Indeed, if anything stopped Angel Witch from becoming a household name like other NWOBHM era bands, it was the fact that they couldn’t keep their shit straight. Guitarist and vocalist Kevin Heybourne did his best, but a simple glance at the band’s Wikipedia entry reveals a “past members” list long enough to make heads explode.

So now, As Above, So Below emerges as the band’s fifth studio record. It is their first album in 14 years and their first since their debut to feature Heybourne back in the vocal position.

A lot has changed since Angel Witch, of course. As Above, So Below is a touch on the sluggish side, but that’s not necessarily a bad thing. Expecting this to be the same act as they were in 1980 is a touch on the naïve side.

What As Above, So Below seems to be is an attempt to meld the demons of the past with what’s left in the present. It is an exceptionally modern record in a lot of ways, with smooth production values and a relatively glossy feel. It doesn’t have the frenzied insanity of the band’s earlier work, but it’s not a desperate grasp at the ring either.

The record is filled with mid-paced jams and sludgy rock segments for the most part, with “The Horla” perhaps the best of the bunch. It is a pretty spacious tune ad Heybourne’s vocals are a perfect fit, punching up in the right spots as the band unleashes some nifty power on the chorus. Drummer Andrew Prestidge gets to toy with some hefty fills as the track plods along.

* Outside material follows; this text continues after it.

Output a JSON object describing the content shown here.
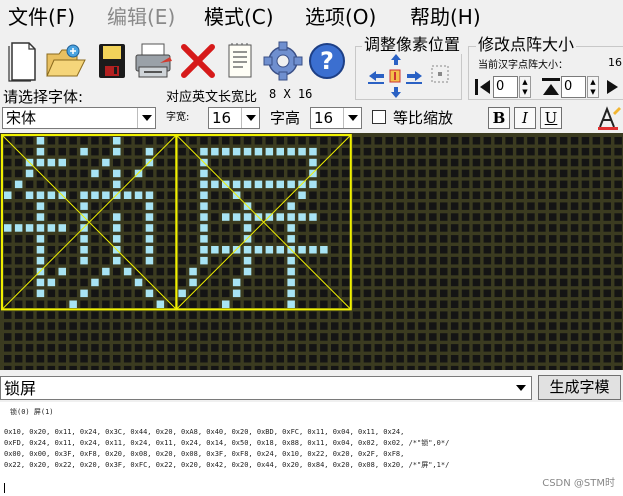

“Guillotine” is a nice trip back in time. It opens with a nice chugging riff and splashes to life as a sort of homage to the late 1970s. Once again, Prestidge’s work keeps the track honest. Heybourne seems to unleash the inner demons a little more, too.

As Above, So Below is a pretty damn satisfying record. It doesn’t recapture the lightning in the bottle that was the NWOBHM era, but what could? Angel Witch manages to give us a glimpse of what could have been, if only for a little while, and that makes for some sweet sounds in the headphones indeed.